Ninja Scroll is often viewed as nothing more than a hack and slash action anime with its brutally graphic sex, violence, and death. However, I would argue that the film goes much deeper than that. The complexity to this simple story is striking. The film pulls a lot of influence from historical reference, the works of novelist Futaro Yamada and Western spy fiction influenced the story and style, with Jubei's character being loosely inspired by the historical figure Yagyu Jubei Mitsuyoshi. Futaro Yamada wrote the first of a series of historical fantasy novels, The Kouga Ninja Scrolls, which is very similar to Romeo and Juliet. This influence is clearly seen with the tragic love between Jubei and Kagero.
Yoshiaki Kawajiri the director whose other works include Vampire Hunter D (2000) and Wicked City (1989) delivers the goods in this bloody and action-packed saga. Well written, Ninja Scroll is executed in a richly cinematic manner and the attention to detail is spectacular.
The film is an aesthetic masterpiece, utilizing visuals to captivate the audience. the visual that Kawajiri's film display are breathtaking. Its vibrant reds and deep hues of blue and black, it’s scenic landscapes and use of lighting, and editing that quite often utilizes the jump-cut to emphasize a sense of “disorientation for the viewer, establishing further chaos”. The audio of the film is as equally as pleasing. Kaoru Wada’s timeless score frames Jubei’s adventure across a fantastical and frightening Japan with a stirring mix of brass, trembling strings, and traditional woodwinds.
Not only does it touch on many of the traditional subjects of anime, but it touches on symbolism and human nature as well. Kawajiri's film develops an interesting relationship between its main characters and between the two sexes; it even poses a further dynamic by exploring the contrast between different ends of the spectrum of social order. Early in the film we are shown two different sex scenes both visually abrasive, but each in its own manner. The sexual violation by Tessai represents one end of that spectrum, that which lacks all order, pure chaos.

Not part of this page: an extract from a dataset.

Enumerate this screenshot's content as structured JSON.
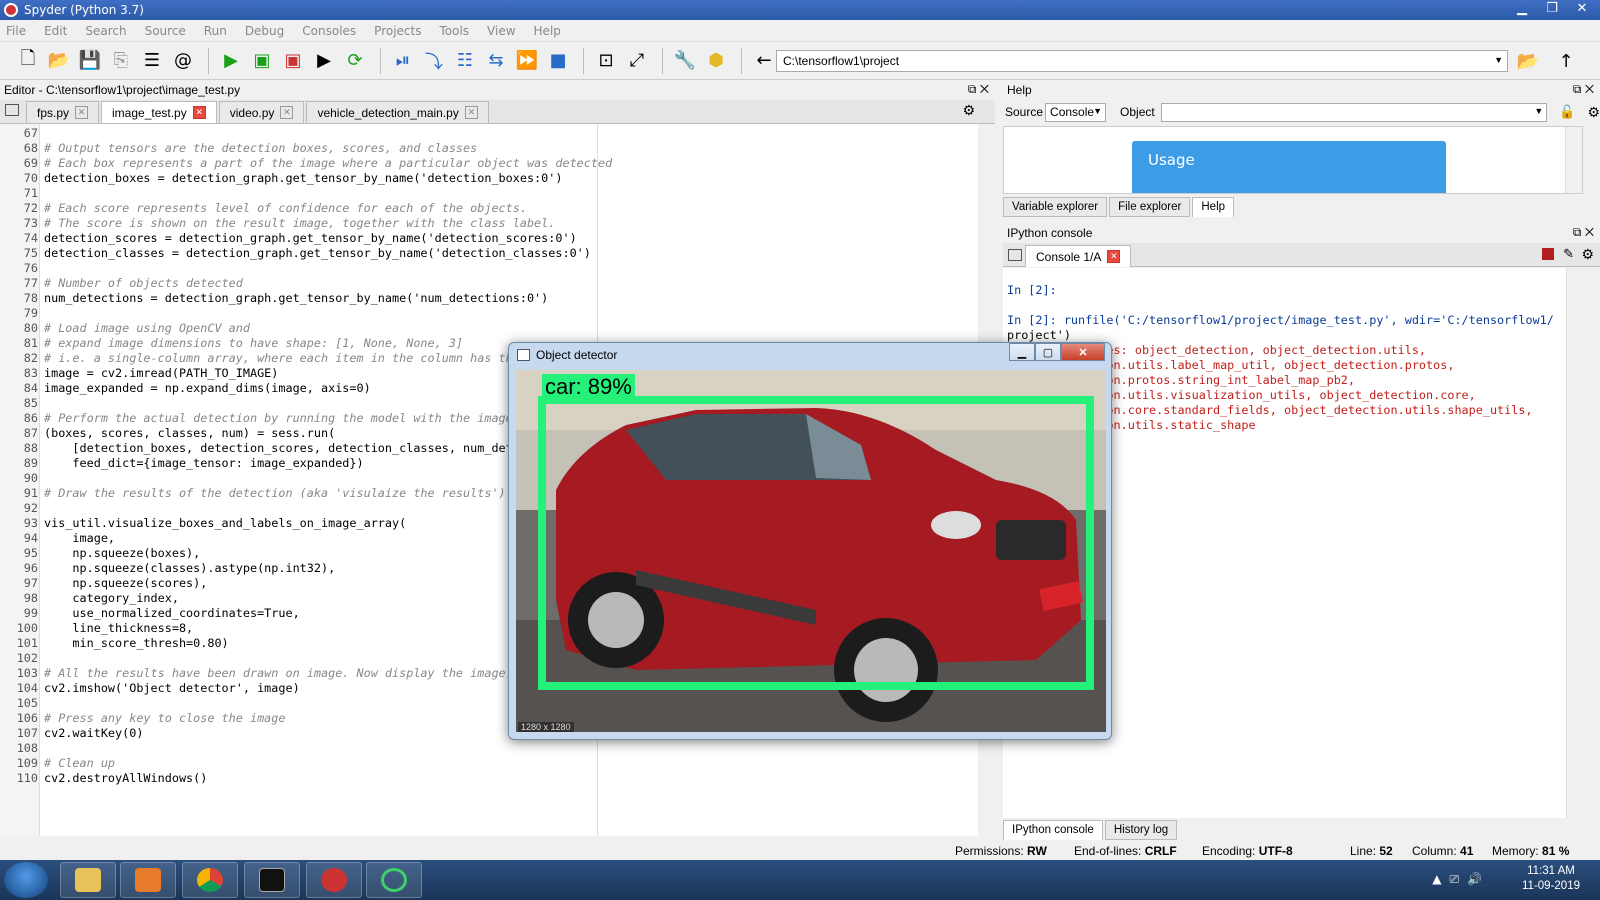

This was an illegitimate act with no consent, a total violation of human rights committed by a man with the appearance of a monster connected to the natural world.
Then we are shown the scene in which Tessai has returned to inform the Chamberlain, her lord and master, of the ninja’s deaths. The Chamberlain, who has a stately appearance, is engaged in sexual intercourse with a woman. The woman appears to be of no significance to the chamberlain, so while it may be legitimate and consensual, there is clearly a master/servant role portrayed between the two. The chamberlain moves casually between having an official conversation and copulating without pause showing no respect to either of the women in the scene. This can be viewed as the opposite end of the spectrum, as order. Clearly the film does not view either of these acts as morally just, and therefore steps outside of that social order with Jubei, a mercenary Ronin warrior. Unattached to a lord, and unattached to social order.
While the two scenes are strikingly different both Tessai and the Chamberlain were wielding power for morally corrupt purposes. Jubei represents an ideology, one of unselfishness. We see this in the first scene of the movie when he states that Trying to swindle 300 pieces from a poor small clan is asking too much. However, his true selflessness is shown later when Kagero offers herself to him outside the bonds of either illegitimate physical coercion or legitimate official privilege. Jubei refuses because he does not want sex that is offered out of a sense of obligation or duty, even if it means his life. Jubei does not exist in the same moral realm as Tessai or the Chamberlain, he represents an alternative, a pureness. He held too much respect for Kagero as a woman that he waited until she expressed her love for him to kiss her, and his pure unselfishness is the essence of this film.
“Still, only true sincerity can move the human heart” – Dakuan
By: Michael Morency